A survey conducted by the airframer of approximately 40,000 participants found the majority felt they had more room for their legs and knees when they had 18 inches between armrests. Personally, I too felt quite comfortable in sample seats displayed at Airbus’ booth during last week’s APEX Expo, though it has been pointed out that at 5ft 5in, my knees aren’t exactly “high risk”. It’s also worth noting that as soon as the seats recline, everyone will imaginably be a little unhappier, though some carriers have handily eradicated this problem by not offering reclinable seats on short-haul flights in the first place.
The forthcoming re-engined A321neo will also feature increased seat count, which will be achieved by removing Door 2 and replacing it with two over-wing exits.
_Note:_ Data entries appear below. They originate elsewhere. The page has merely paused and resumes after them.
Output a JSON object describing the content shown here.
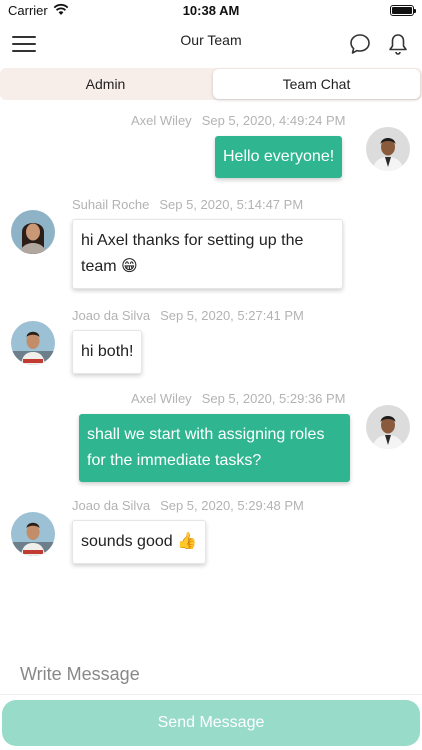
{
  "status_bar": {
    "carrier": "Carrier",
    "time": "10:38 AM"
  },
  "nav": {
    "title": "Our Team",
    "menu_icon": "hamburger-menu-icon",
    "chat_icon": "chat-bubble-icon",
    "bell_icon": "bell-icon"
  },
  "tabs": [
    {
      "label": "Admin",
      "active": false
    },
    {
      "label": "Team Chat",
      "active": true
    }
  ],
  "colors": {
    "outgoing_bubble": "#2fb691",
    "send_button": "#98dbc9",
    "tab_bar": "#f7eeea"
  },
  "messages": [
    {
      "sender": "Axel Wiley",
      "timestamp": "Sep 5, 2020, 4:49:24 PM",
      "text": "Hello everyone!",
      "outgoing": true
    },
    {
      "sender": "Suhail Roche",
      "timestamp": "Sep 5, 2020, 5:14:47 PM",
      "text": "hi Axel thanks for setting up the team 😁",
      "outgoing": false
    },
    {
      "sender": "Joao da Silva",
      "timestamp": "Sep 5, 2020, 5:27:41 PM",
      "text": "hi both!",
      "outgoing": false
    },
    {
      "sender": "Axel Wiley",
      "timestamp": "Sep 5, 2020, 5:29:36 PM",
      "text": "shall we start with assigning roles for the immediate tasks?",
      "outgoing": true
    },
    {
      "sender": "Joao da Silva",
      "timestamp": "Sep 5, 2020, 5:29:48 PM",
      "text": "sounds good 👍",
      "outgoing": false
    }
  ],
  "composer": {
    "placeholder": "Write Message",
    "send_label": "Send Message"
  }
}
Combined with Space-Flex v2, seat repitching, slimline seats, increased exit capacity, and Smart-Lav (a new efficient lavatory design) the seat count can be brought up to 240 from 220.
With new passenger space comes the need for more overhead bin space. Confirming a story we broke last year, Airbus has launched a new pivoting bin solution, which allows for 60% more bags. The bins are designed to accommodate eight standard rolling carry-ons across four frames (as opposed to the present five suitcases across four frames). Because more and more passengers are traveling with rolling carry-on luggage, Airbus created bins tall enough for suitcases to be stored on their sides, which will require some passenger reeducation. The move will ensure Airbus can better compete against Boeing, which recently introduced new Space Bins for the 737. Delta is the launch customer of Airbus’ new bins, which are expected to enter service on the carrier in the first quarter of 2016.
Meanwhile, all of these planned changes will equate to more revenue for airlines. Airbus head of aircraft interiors marketing Zuzana Hrnkova says a 1% increase in revenue is equivalent to reducing maintenance costs by 10-11%; rentals, depreciation, and insurance by 8-9%; fuel cost by 4-5%; and cash operating cost by 2-2.5%. That’s certainly good for airlines, but we know that the best news from this announcement is that PRM-friendly lavatories are becoming a fixture on new aircraft. And Airbus and Zodiac will see to it.